To that end, McMahon keeps a diary. It helps him keep a track of what he has done or. perhaps more importantly, what he has missed out on. Keeping up with Dublin football as well as his two businesses FitFood and BK Strength and Conditioning means there's hardly a quiet moment. The diary helps him keep all the balls in the air.

His busy schedule also means he can understand the mindset that drove the likes of Karl Lacey to put his professional career on the back burner in an attempt to eke the most out of his sporting career.

Kieran Donaghy confirmed yesterday that he's finishing up with Ulster Bank tomorrow, although the Kerry captain was quick to point out in a statement that he's "already looking at new opportunities in employment and (I'm) excited for what the future holds."

McMahon sees the logic and committing himself totally to football for a year is something he'd like to try.


Kerry's Kieran Donaghy

Kerry's Kieran Donaghy


Kerry's Kieran Donaghy

"I think it's a great idea," McMahon says. "Kieran McGeeney did that a few years ago as well. Wouldn't it be nice to do that if you ran your own business and be able to step back and say, 'I'm going to focus on football this year'.

"That where I hope I can get to before I finish my career. Can my businesses run by themselves without me being there?


"And can I give it a year and see what way it works and how well I play? You look at those players. They are still good players on what they have done already so how much better can they get? Time will tell."

On paper, Lacey et al should benefit from being able to dedicate more of their time to their sport. McMahon reckons the game would benefit too from a full-time approach.

"The sport could be much better if it was professional. Think about it. The training would be more, you'd probably eat better and we'd be thinking about the sport more too.

"If you developed that at a young age, I think the sport could go to another level.

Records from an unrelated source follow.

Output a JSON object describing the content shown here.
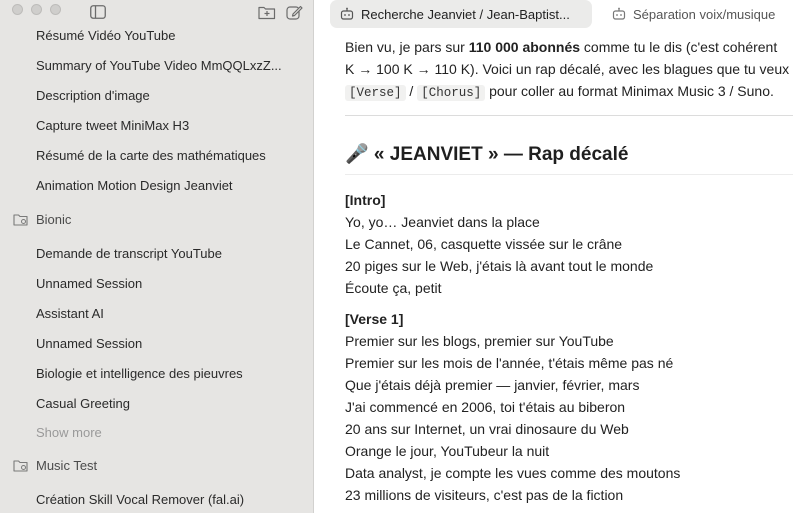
{
  "sidebar": {
    "items_top": [
      "Résumé Vidéo YouTube",
      "Summary of YouTube Video MmQQLxzZ...",
      "Description d'image",
      "Capture tweet MiniMax H3",
      "Résumé de la carte des mathématiques",
      "Animation Motion Design Jeanviet"
    ],
    "project_bionic": "Bionic",
    "items_bionic": [
      "Demande de transcript YouTube",
      "Unnamed Session",
      "Assistant AI",
      "Unnamed Session",
      "Biologie et intelligence des pieuvres",
      "Casual Greeting"
    ],
    "show_more": "Show more",
    "project_music": "Music Test",
    "items_music": [
      "Création Skill Vocal Remover (fal.ai)"
    ]
  },
  "tabs": [
    {
      "label": "Recherche Jeanviet / Jean-Baptist...",
      "icon": "bot-icon",
      "active": true
    },
    {
      "label": "Séparation voix/musique",
      "icon": "bot-icon",
      "active": false
    }
  ],
  "content": {
    "line1_a": "Bien vu, je pars sur ",
    "line1_bold": "110 000 abonnés",
    "line1_b": " comme tu le dis (c'est cohérent",
    "line2": "K → 100 K → 110 K). Voici un rap décalé, avec les blagues que tu veux",
    "code1": "[Verse]",
    "slash": " / ",
    "code2": "[Chorus]",
    "line3_tail": " pour coller au format Minimax Music 3 / Suno.",
    "heading": "🎤 « JEANVIET » — Rap décalé",
    "intro_tag": "[Intro]",
    "intro_lines": [
      "Yo, yo… Jeanviet dans la place",
      "Le Cannet, 06, casquette vissée sur le crâne",
      "20 piges sur le Web, j'étais là avant tout le monde",
      "Écoute ça, petit"
    ],
    "verse_tag": "[Verse 1]",
    "verse_lines": [
      "Premier sur les blogs, premier sur YouTube",
      "Premier sur les mois de l'année, t'étais même pas né",
      "Que j'étais déjà premier — janvier, février, mars",
      "J'ai commencé en 2006, toi t'étais au biberon",
      "20 ans sur Internet, un vrai dinosaure du Web",
      "Orange le jour, YouTubeur la nuit",
      "Data analyst, je compte les vues comme des moutons",
      "23 millions de visiteurs, c'est pas de la fiction"
    ]
  }
}
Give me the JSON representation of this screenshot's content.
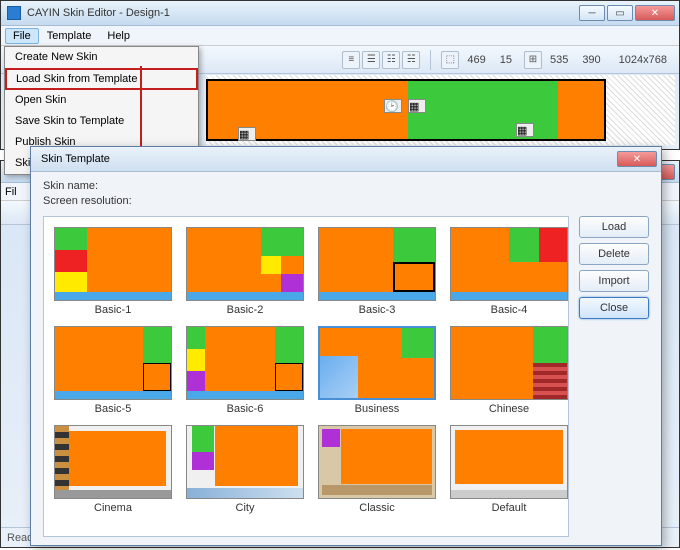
{
  "main_window": {
    "title": "CAYIN Skin Editor - Design-1",
    "menubar": {
      "file": "File",
      "template": "Template",
      "help": "Help"
    },
    "toolbar_values": {
      "w": "469",
      "h": "15",
      "x": "535",
      "y": "390",
      "resolution": "1024x768"
    },
    "file_menu": {
      "create": "Create New Skin",
      "load_template": "Load Skin from Template",
      "open": "Open Skin",
      "save_template": "Save Skin to Template",
      "publish": "Publish Skin",
      "settings": "Skin Settings"
    }
  },
  "dialog": {
    "title": "Skin Template",
    "skin_name_label": "Skin name:",
    "resolution_label": "Screen resolution:",
    "buttons": {
      "load": "Load",
      "delete": "Delete",
      "import": "Import",
      "close": "Close"
    },
    "templates": [
      {
        "label": "Basic-1"
      },
      {
        "label": "Basic-2"
      },
      {
        "label": "Basic-3"
      },
      {
        "label": "Basic-4"
      },
      {
        "label": "Basic-5"
      },
      {
        "label": "Basic-6"
      },
      {
        "label": "Business"
      },
      {
        "label": "Chinese"
      },
      {
        "label": "Cinema"
      },
      {
        "label": "City"
      },
      {
        "label": "Classic"
      },
      {
        "label": "Default"
      }
    ]
  },
  "bg_window": {
    "file": "Fil",
    "status": "Read"
  }
}
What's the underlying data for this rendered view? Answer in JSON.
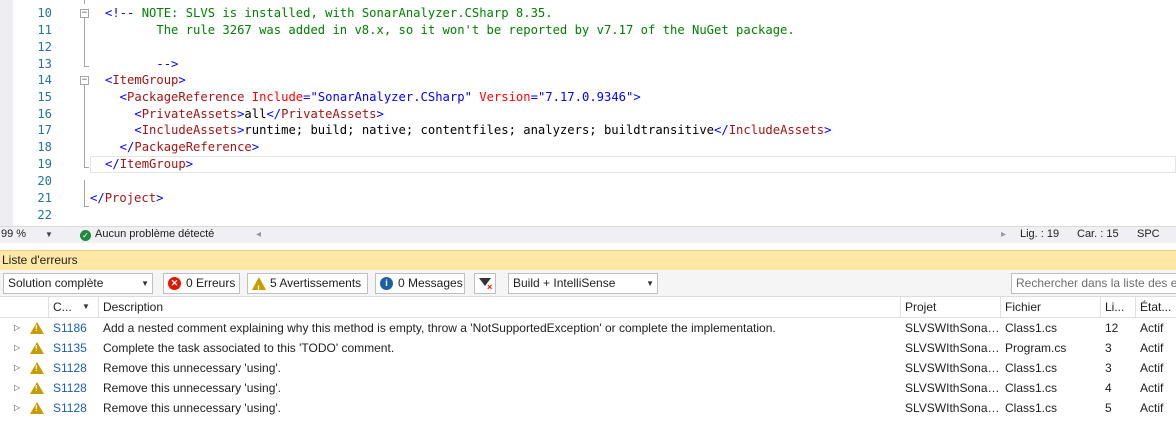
{
  "editor": {
    "lines": [
      {
        "num": "10",
        "segments": [
          {
            "c": "c-br",
            "t": "<!--"
          },
          {
            "c": "c-com",
            "t": " NOTE: SLVS is installed, with SonarAnalyzer.CSharp 8.35."
          }
        ]
      },
      {
        "num": "11",
        "segments": [
          {
            "c": "c-com",
            "t": "       The rule 3267 was added in v8.x, so it won't be reported by v7.17 of the NuGet package."
          }
        ]
      },
      {
        "num": "12",
        "segments": []
      },
      {
        "num": "13",
        "segments": [
          {
            "c": "c-br",
            "t": "       -->"
          }
        ]
      },
      {
        "num": "14",
        "segments": [
          {
            "c": "c-br",
            "t": "<"
          },
          {
            "c": "c-tag",
            "t": "ItemGroup"
          },
          {
            "c": "c-br",
            "t": ">"
          }
        ]
      },
      {
        "num": "15",
        "segments": [
          {
            "c": "c-br",
            "t": "  <"
          },
          {
            "c": "c-tag",
            "t": "PackageReference"
          },
          {
            "c": "c-attr",
            "t": " Include"
          },
          {
            "c": "c-br",
            "t": "=\""
          },
          {
            "c": "c-val",
            "t": "SonarAnalyzer.CSharp"
          },
          {
            "c": "c-br",
            "t": "\""
          },
          {
            "c": "c-attr",
            "t": " Version"
          },
          {
            "c": "c-br",
            "t": "=\""
          },
          {
            "c": "c-val",
            "t": "7.17.0.9346"
          },
          {
            "c": "c-br",
            "t": "\">"
          }
        ]
      },
      {
        "num": "16",
        "segments": [
          {
            "c": "c-br",
            "t": "    <"
          },
          {
            "c": "c-tag",
            "t": "PrivateAssets"
          },
          {
            "c": "c-br",
            "t": ">"
          },
          {
            "c": "c-txt",
            "t": "all"
          },
          {
            "c": "c-br",
            "t": "</"
          },
          {
            "c": "c-tag",
            "t": "PrivateAssets"
          },
          {
            "c": "c-br",
            "t": ">"
          }
        ]
      },
      {
        "num": "17",
        "segments": [
          {
            "c": "c-br",
            "t": "    <"
          },
          {
            "c": "c-tag",
            "t": "IncludeAssets"
          },
          {
            "c": "c-br",
            "t": ">"
          },
          {
            "c": "c-txt",
            "t": "runtime; build; native; contentfiles; analyzers; buildtransitive"
          },
          {
            "c": "c-br",
            "t": "</"
          },
          {
            "c": "c-tag",
            "t": "IncludeAssets"
          },
          {
            "c": "c-br",
            "t": ">"
          }
        ]
      },
      {
        "num": "18",
        "segments": [
          {
            "c": "c-br",
            "t": "  </"
          },
          {
            "c": "c-tag",
            "t": "PackageReference"
          },
          {
            "c": "c-br",
            "t": ">"
          }
        ]
      },
      {
        "num": "19",
        "segments": [
          {
            "c": "c-br",
            "t": "</"
          },
          {
            "c": "c-tag",
            "t": "ItemGroup"
          },
          {
            "c": "c-br",
            "t": ">"
          }
        ]
      },
      {
        "num": "20",
        "segments": []
      },
      {
        "num": "21",
        "segments": [
          {
            "c": "c-br",
            "t": "</"
          },
          {
            "c": "c-tag",
            "t": "Project"
          },
          {
            "c": "c-br",
            "t": ">"
          }
        ]
      },
      {
        "num": "22",
        "segments": []
      }
    ]
  },
  "status": {
    "zoom": "99 %",
    "issues": "Aucun problème détecté",
    "ln": "Lig. : 19",
    "col": "Car. : 15",
    "mode": "SPC"
  },
  "error_list": {
    "title": "Liste d'erreurs",
    "scope": "Solution complète",
    "errors": "0 Erreurs",
    "warnings": "5 Avertissements",
    "messages": "0 Messages",
    "build_mode": "Build + IntelliSense",
    "search_placeholder": "Rechercher dans la liste des erreurs",
    "columns": {
      "code": "C...",
      "description": "Description",
      "project": "Projet",
      "file": "Fichier",
      "line": "Li...",
      "state": "État..."
    },
    "rows": [
      {
        "code": "S1186",
        "description": "Add a nested comment explaining why this method is empty, throw a 'NotSupportedException' or complete the implementation.",
        "project": "SLVSWIthSonarN...",
        "file": "Class1.cs",
        "line": "12",
        "state": "Actif"
      },
      {
        "code": "S1135",
        "description": "Complete the task associated to this 'TODO' comment.",
        "project": "SLVSWIthSonarN...",
        "file": "Program.cs",
        "line": "3",
        "state": "Actif"
      },
      {
        "code": "S1128",
        "description": "Remove this unnecessary 'using'.",
        "project": "SLVSWIthSonarN...",
        "file": "Class1.cs",
        "line": "3",
        "state": "Actif"
      },
      {
        "code": "S1128",
        "description": "Remove this unnecessary 'using'.",
        "project": "SLVSWIthSonarN...",
        "file": "Class1.cs",
        "line": "4",
        "state": "Actif"
      },
      {
        "code": "S1128",
        "description": "Remove this unnecessary 'using'.",
        "project": "SLVSWIthSonarN...",
        "file": "Class1.cs",
        "line": "5",
        "state": "Actif"
      }
    ]
  }
}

Definitely. That's what most professional sports have done."

There are downsides to pursing sport on a full-time basis, he warns. Through his work with Shamrock Rovers, he trained players who were signed on both a full-time and part-time basis. Finding a life balance is crucial.

"You could probably spend a bit more time doing your own stuff. But because at county level you are training so much sometimes it's good to be working because it takes your mind off things. The psychology part of it, it would help massively.

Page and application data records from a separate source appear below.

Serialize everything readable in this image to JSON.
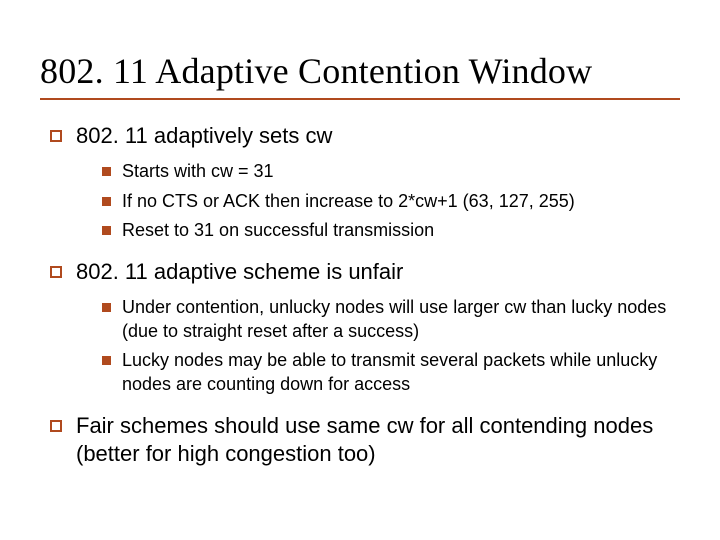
{
  "title": "802. 11 Adaptive Contention Window",
  "bullets": [
    {
      "text": "802. 11 adaptively sets cw",
      "sub": [
        "Starts with cw = 31",
        "If no CTS or ACK then increase to 2*cw+1 (63, 127, 255)",
        "Reset to 31 on successful transmission"
      ]
    },
    {
      "text": "802. 11 adaptive scheme is unfair",
      "sub": [
        "Under contention, unlucky nodes will use larger cw than lucky nodes (due to straight reset after a success)",
        "Lucky nodes may be able to transmit several packets while unlucky nodes are counting down for access"
      ]
    },
    {
      "text": "Fair schemes should use same cw for all contending nodes (better for high congestion too)",
      "sub": []
    }
  ]
}
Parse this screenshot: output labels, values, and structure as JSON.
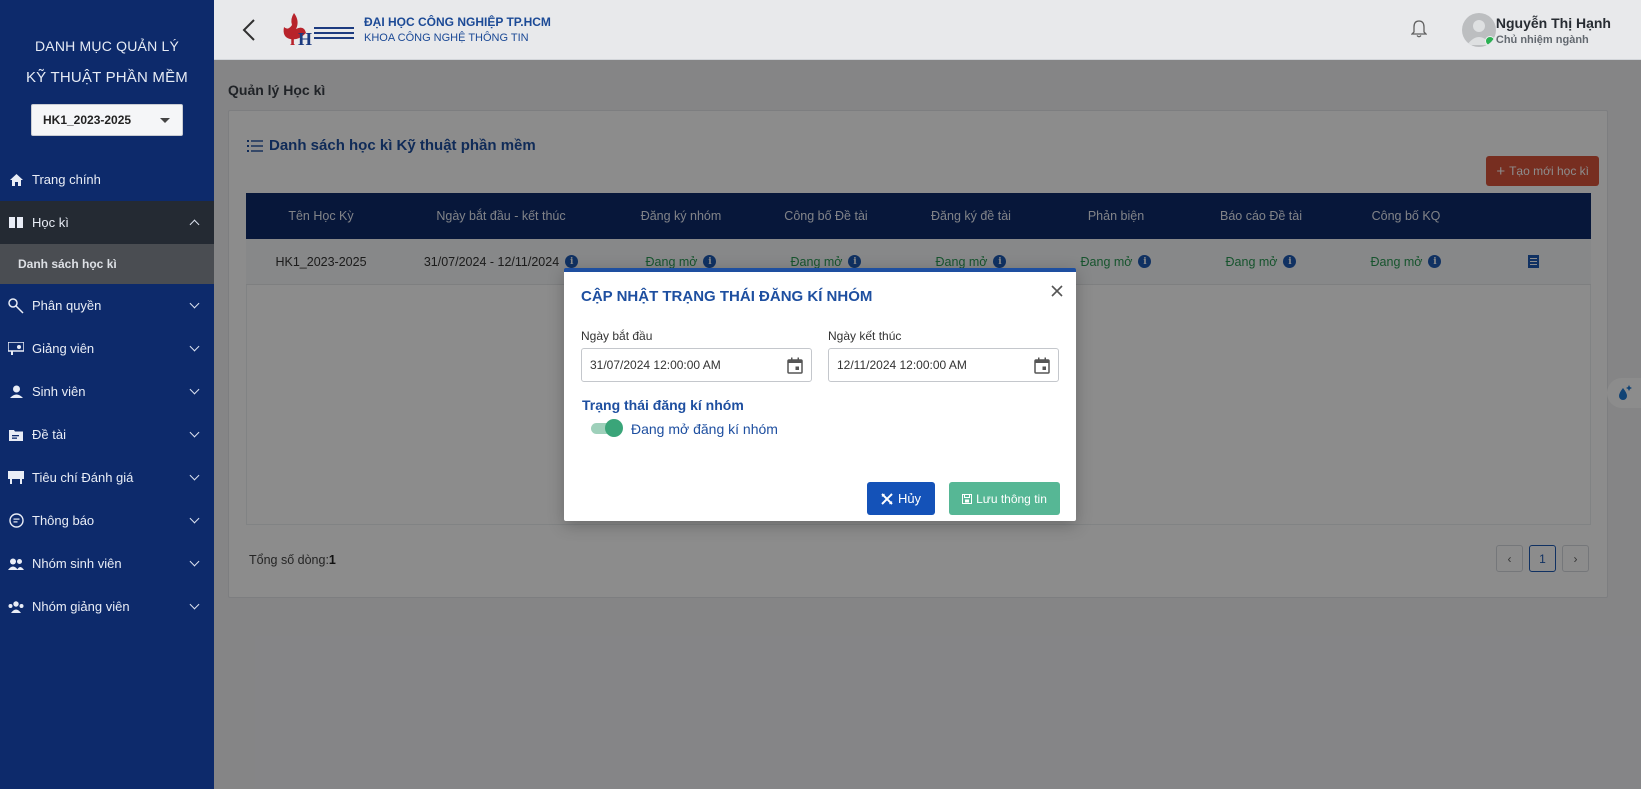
{
  "sidebar": {
    "title_line1": "DANH MỤC QUẢN LÝ",
    "title_line2": "KỸ THUẬT PHẦN MỀM",
    "term_select": "HK1_2023-2025",
    "items": [
      {
        "label": "Trang chính",
        "icon": "home-icon"
      },
      {
        "label": "Học kì",
        "icon": "book-icon"
      },
      {
        "label": "Phân quyền",
        "icon": "key-icon"
      },
      {
        "label": "Giảng viên",
        "icon": "teacher-icon"
      },
      {
        "label": "Sinh viên",
        "icon": "student-icon"
      },
      {
        "label": "Đề tài",
        "icon": "folder-icon"
      },
      {
        "label": "Tiêu chí Đánh giá",
        "icon": "criteria-icon"
      },
      {
        "label": "Thông báo",
        "icon": "message-icon"
      },
      {
        "label": "Nhóm sinh viên",
        "icon": "group-icon"
      },
      {
        "label": "Nhóm giảng viên",
        "icon": "team-icon"
      }
    ],
    "sub_item": "Danh sách học kì"
  },
  "header": {
    "university": "ĐẠI HỌC CÔNG NGHIỆP TP.HCM",
    "faculty": "KHOA CÔNG NGHỆ THÔNG TIN",
    "user_name": "Nguyễn Thị Hạnh",
    "user_role": "Chủ nhiệm ngành"
  },
  "content": {
    "breadcrumb": "Quản lý Học kì",
    "card_title": "Danh sách học kì Kỹ thuật phần mềm",
    "create_button": "Tạo mới học kì",
    "columns": [
      "Tên Học Kỳ",
      "Ngày bắt đầu - kết thúc",
      "Đăng ký nhóm",
      "Công bố Đề tài",
      "Đăng ký đề tài",
      "Phản biện",
      "Báo cáo Đề tài",
      "Công bố KQ"
    ],
    "row": {
      "name": "HK1_2023-2025",
      "dates": "31/07/2024  -  12/11/2024",
      "status": "Đang mở"
    },
    "total_label": "Tổng số dòng:",
    "total_value": "1",
    "page": "1"
  },
  "modal": {
    "title": "CẬP NHẬT TRẠNG THÁI ĐĂNG KÍ NHÓM",
    "start_label": "Ngày bắt đầu",
    "start_value": "31/07/2024 12:00:00 AM",
    "end_label": "Ngày kết thúc",
    "end_value": "12/11/2024 12:00:00 AM",
    "section_title": "Trạng thái đăng kí nhóm",
    "toggle_label": "Đang mở đăng kí nhóm",
    "toggle_on": true,
    "cancel_button": "Hủy",
    "save_button": "Lưu thông tin"
  },
  "colors": {
    "sidebar_bg": "#0d2a6b",
    "primary": "#1e4fa0",
    "create_btn": "#d9543b",
    "save_btn": "#56b795",
    "status_green": "#2a9a55"
  }
}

"I've dealt with soccer players in Ireland that are playing at a professional level and the ones that work hard and have the great attitudes are the ones that work as well.

"The players who have part-time jobs, their attitude is always about work ethic and they have an attitude that they want to work for the team.

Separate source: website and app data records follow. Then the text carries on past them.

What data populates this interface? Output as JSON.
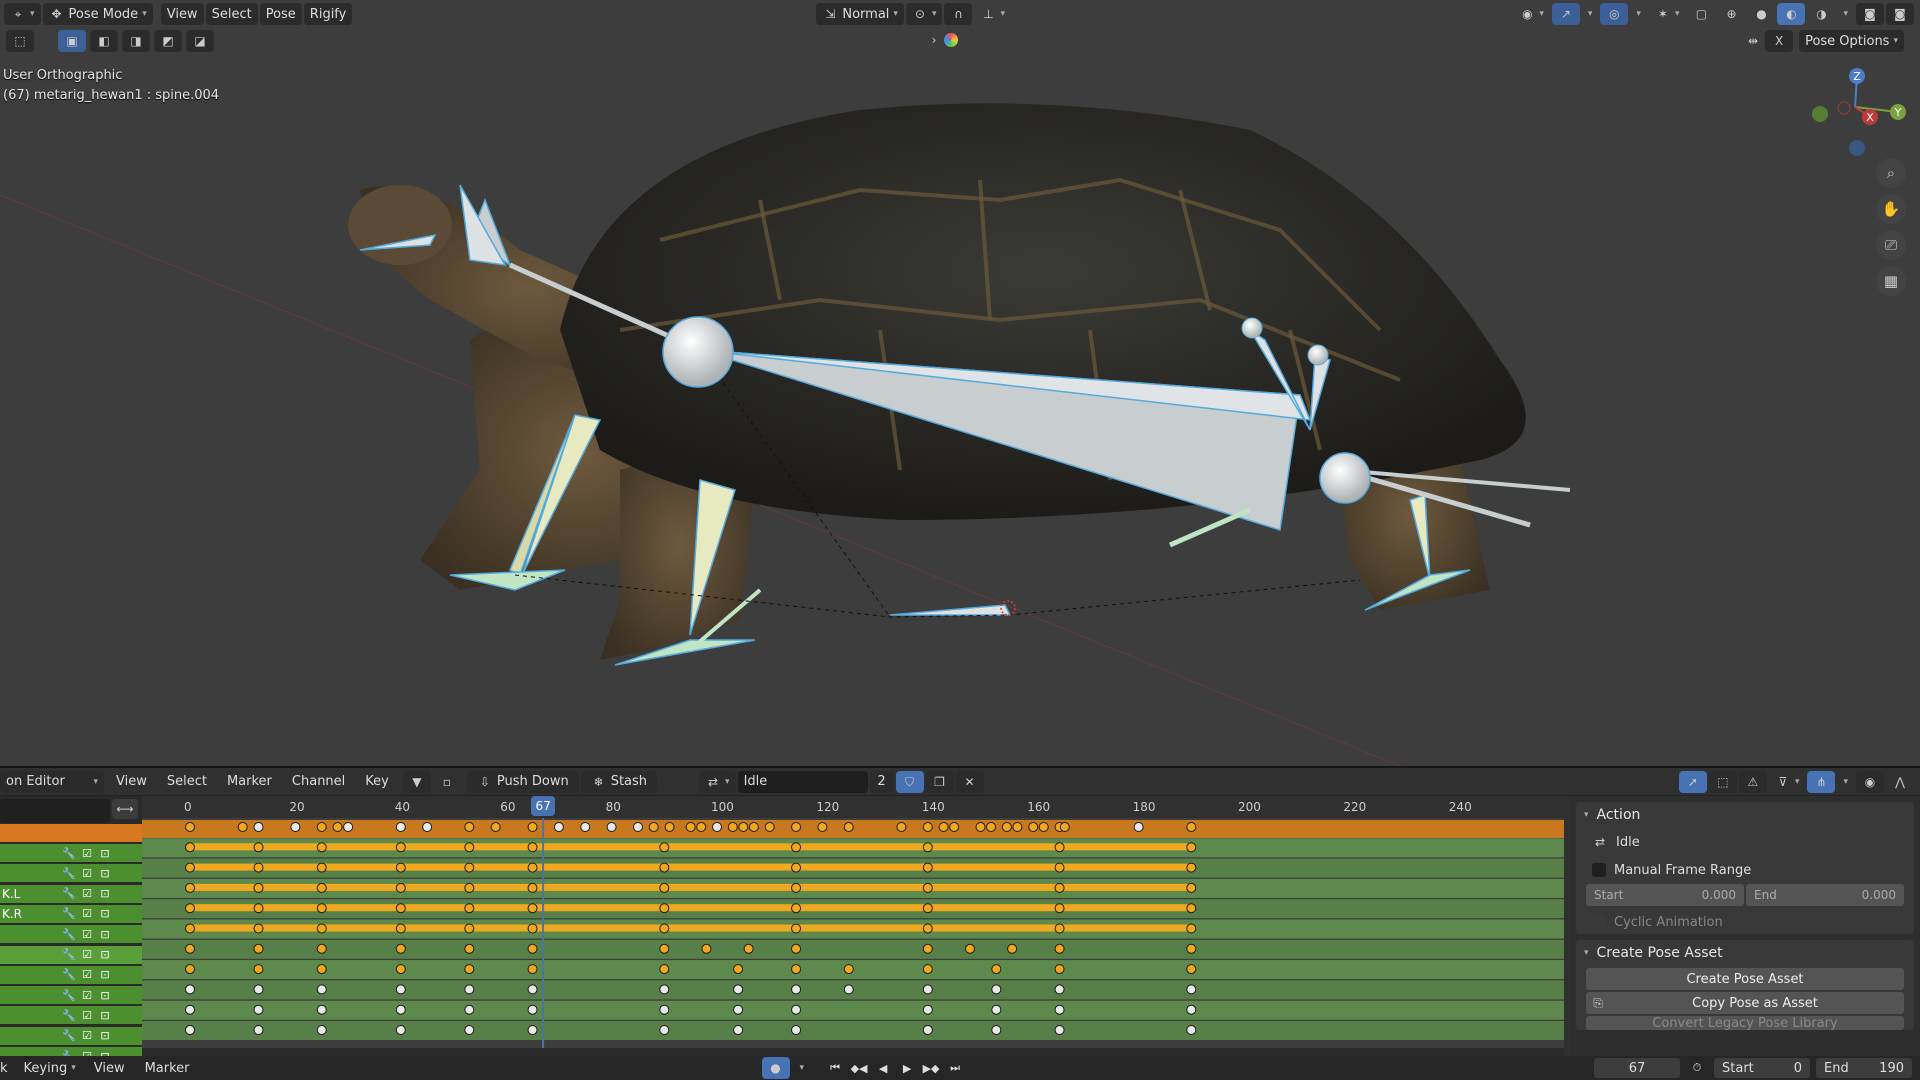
{
  "viewport": {
    "mode": "Pose Mode",
    "menus": [
      "View",
      "Select",
      "Pose",
      "Rigify"
    ],
    "transform_orientation": "Normal",
    "pose_options": "Pose Options",
    "view_name": "User Orthographic",
    "active_object": "(67) metarig_hewan1 : spine.004",
    "gizmo_axes": [
      "Z",
      "Y",
      "X"
    ],
    "nav_icons": [
      "zoom-icon",
      "hand-pan-icon",
      "camera-icon",
      "grid-icon"
    ]
  },
  "action_editor": {
    "editor_name": "on Editor",
    "menus": [
      "View",
      "Select",
      "Marker",
      "Channel",
      "Key"
    ],
    "push_down": "Push Down",
    "stash": "Stash",
    "action_name": "Idle",
    "users": "2",
    "current_frame": "67",
    "ruler_ticks": [
      "0",
      "20",
      "40",
      "60",
      "80",
      "100",
      "120",
      "140",
      "160",
      "180",
      "200",
      "220",
      "240"
    ],
    "channels": [
      "",
      "",
      "K.L",
      "K.R",
      "",
      "",
      "",
      "",
      "",
      "",
      ""
    ],
    "side_panel": {
      "action_header": "Action",
      "action_name": "Idle",
      "manual_frame_range": "Manual Frame Range",
      "start_label": "Start",
      "start_value": "0.000",
      "end_label": "End",
      "end_value": "0.000",
      "cyclic": "Cyclic Animation",
      "create_pose_header": "Create Pose Asset",
      "create_pose_btn": "Create Pose Asset",
      "copy_pose_btn": "Copy Pose as Asset",
      "convert_btn": "Convert Legacy Pose Library"
    }
  },
  "status_bar": {
    "left_cut": "k",
    "keying": "Keying",
    "menus": [
      "View",
      "Marker"
    ],
    "frame": "67",
    "start_label": "Start",
    "start_value": "0",
    "end_label": "End",
    "end_value": "190"
  },
  "colors": {
    "key_orange": "#f0a91e",
    "channel_green": "#4c8f2f",
    "timeline_green": "#5d8a4c",
    "active_blue": "#4772b3"
  }
}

"I'm not saying the other players are lazy but they are sitting on their arse all day so when they come to training their body is still asleep."

For now, McMahon has eyes only for the championship. More medals, he's hoping, await this year. It all comes at a cost though. Last year he was offered the chance to train a fully professional team in League Two in England.

But, he couldn't take it up as the post started in August and interfered with Dublin's campaign. Ultimately, that's the kind of job he'd like to have down the line. But, like many other things, it will have to wait. "You won't know (what you've missed out on) until you look back on your career and see what you have done," he said.

"I think the best thing about GAA is when you look at other sports, professional sports, and unless you are at the top of your game and are making a lot of money they don't have a lot after they finish playing. GAA is a different story. Lads would have really good careers.

"You sacrifice a lot and wonder how much more money you could be making or what else could you be doing.

"You wonder how far would you be along in terms of your goals in business if you could spend more time on it.

"But it's nice to have the balance, you can't just always focus and money and business."

However, former Derry star Joe Brolly yesterday spoke out against the latest trend on independent.ie and believes it's time for the GAA to intervene.

"Players are unpaid professionals now," he stated. "It's the point I have been making for some time, players are now caught up in a professional system that has no regard for their healthy development as human beings."

Irish Independent